The biggest trends for the fall/winter season: Continuing the dialogue on gender, both on the runways and red carpets, we are seeing a return of the audacious male peacock. Leading the flock is Chadwick Boseman, whose role in “Black Panther” might have suggested a very masculine run of looks for his press tour, but Boseman dared to be different and really pushed the envelope with his sartorial choices, challenging the societal norms of what it means to be black, masculine and fashion-forward. Boseman lived loud and proud on the carpets with an edit of looks that included a cape for the Met Gala and is not one to shy away from prints, textiles and embroidery. A huge departure from the usual run of double-breasted suits we normally see to represent timeless men’s fashion. Already designers like Kim Jones at Dior are softening what it means to be masculine and I think most fashion industry insiders are waiting to see how Hedi Slimane will interpret men’s wear for Céline, a brand long defined for challenging the notions of femininity.

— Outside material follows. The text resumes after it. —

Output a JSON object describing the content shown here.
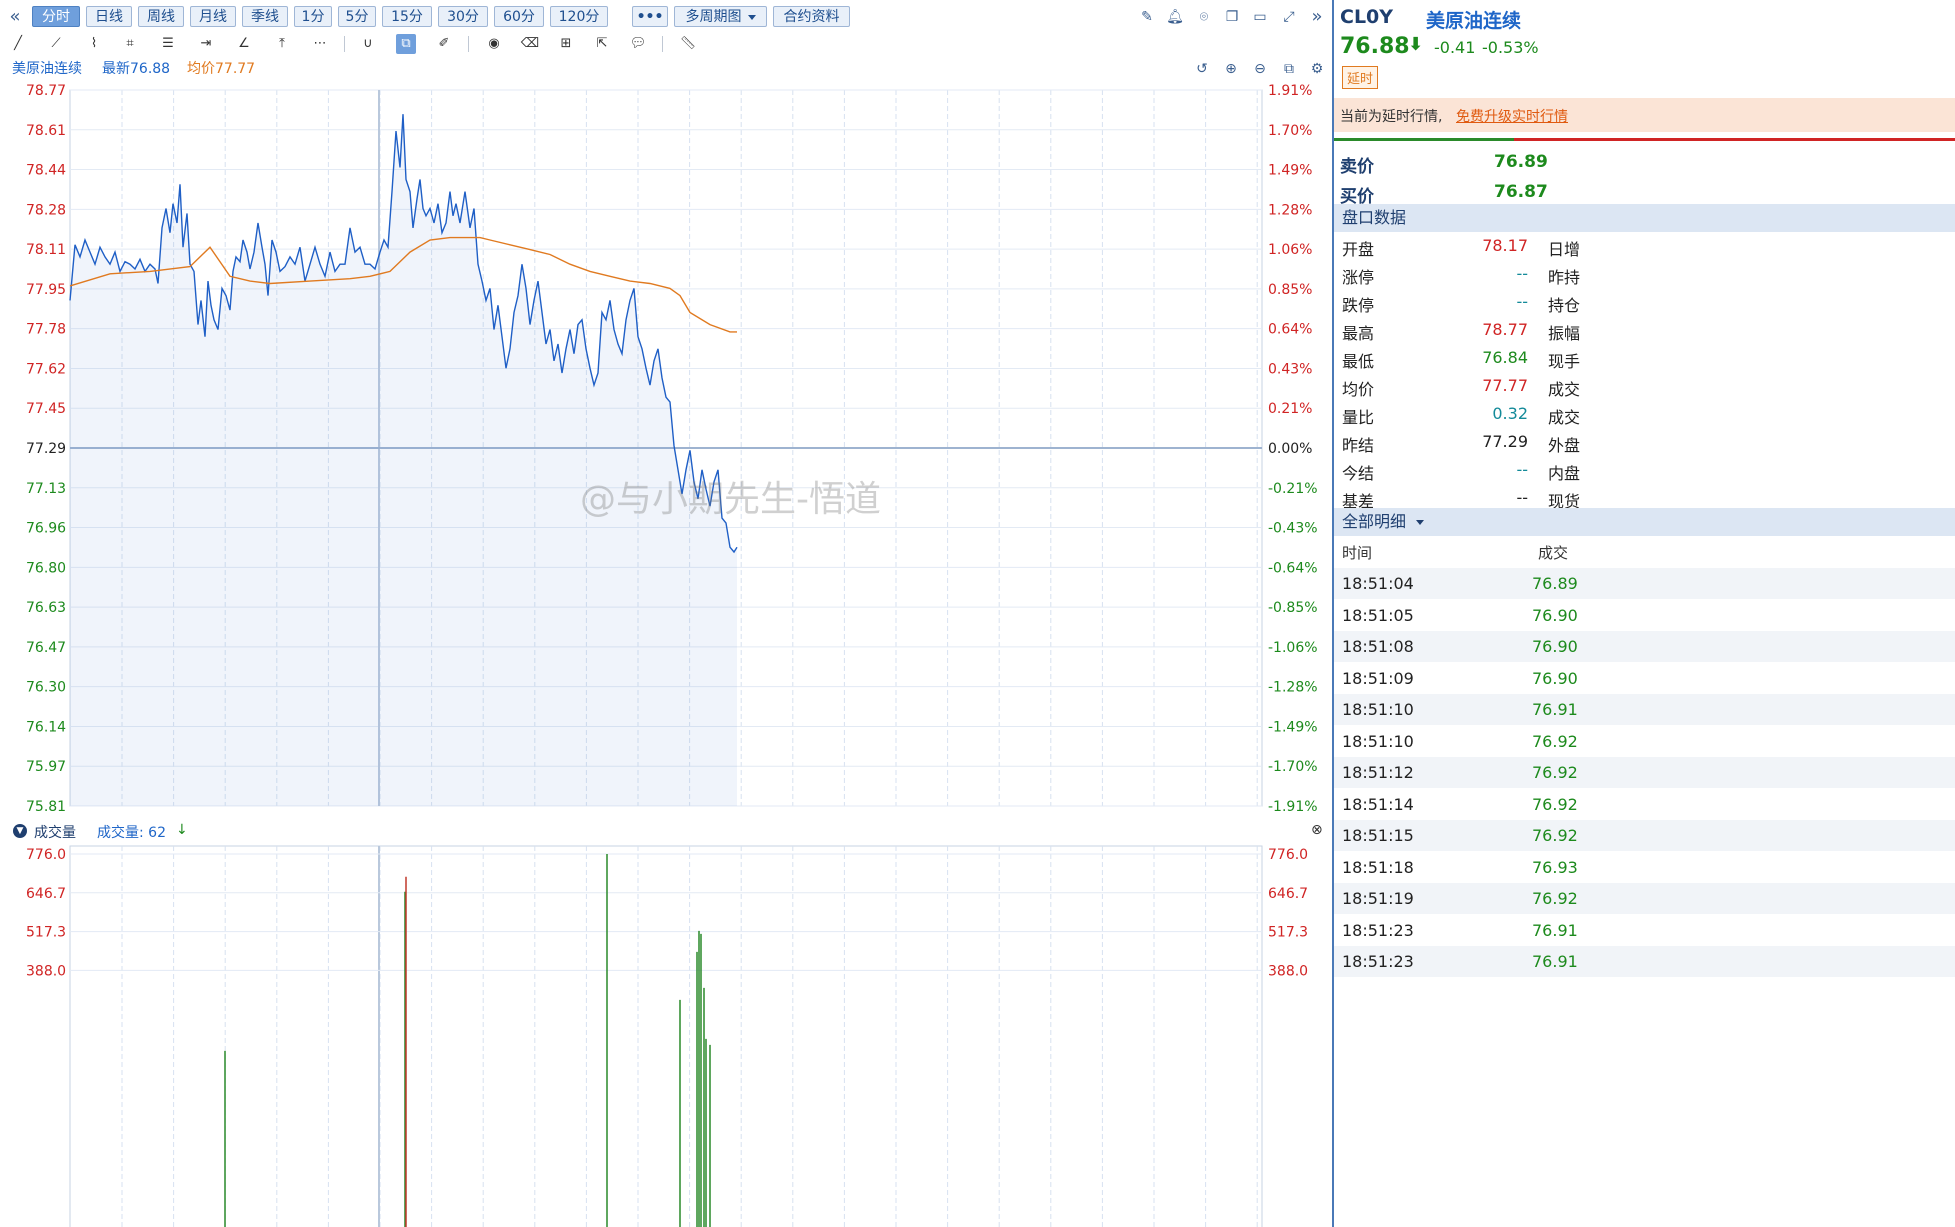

What’s totally over: For men’s wear, I would say opaque, monotonous colors are quickly fading away. Recent men’s collections were littered with texture, detailed textiles, and colors and silhouettes that have quickly refashioned the modern male silhouette of the last decade. The Gucci, Calvin Klein, Craig Green and Dior man is not afraid to tap into his feminine side. Hyper-masculinity is over, and the male who can delicately balance both sides of the gender scale is very much in vogue.
Moti Ankari, The Metro Man
The biggest trends for the fall/winter season: Loose fits, logos, leopard, rodeo cowboy style, Nineties style, all sorts of bags — bum bags, side bags and the Prada badge holder.
What’s totally over: Skinny jeans — not to be confused with fitted jeans. With the more relaxed and laid-back movement that we’ve seen in fashion for quite some time now, more now than ever, super-skinny fits are out.
What big directions do you see in coming years?: I think in men’s wear, specifically, clothing is becoming more “fashion”— and more guys are more conscious about designer brands and their creative directors. Men used to wear slim-fit trousers and well-fitted suits and they would be considered stylish. Now, more and more men are wearing unique fabrics and bold prints from designers like Versace, Prada, Gucci. I think fast fashion will always be around, but I do think more men will be saving and spending more on designers — I know I am.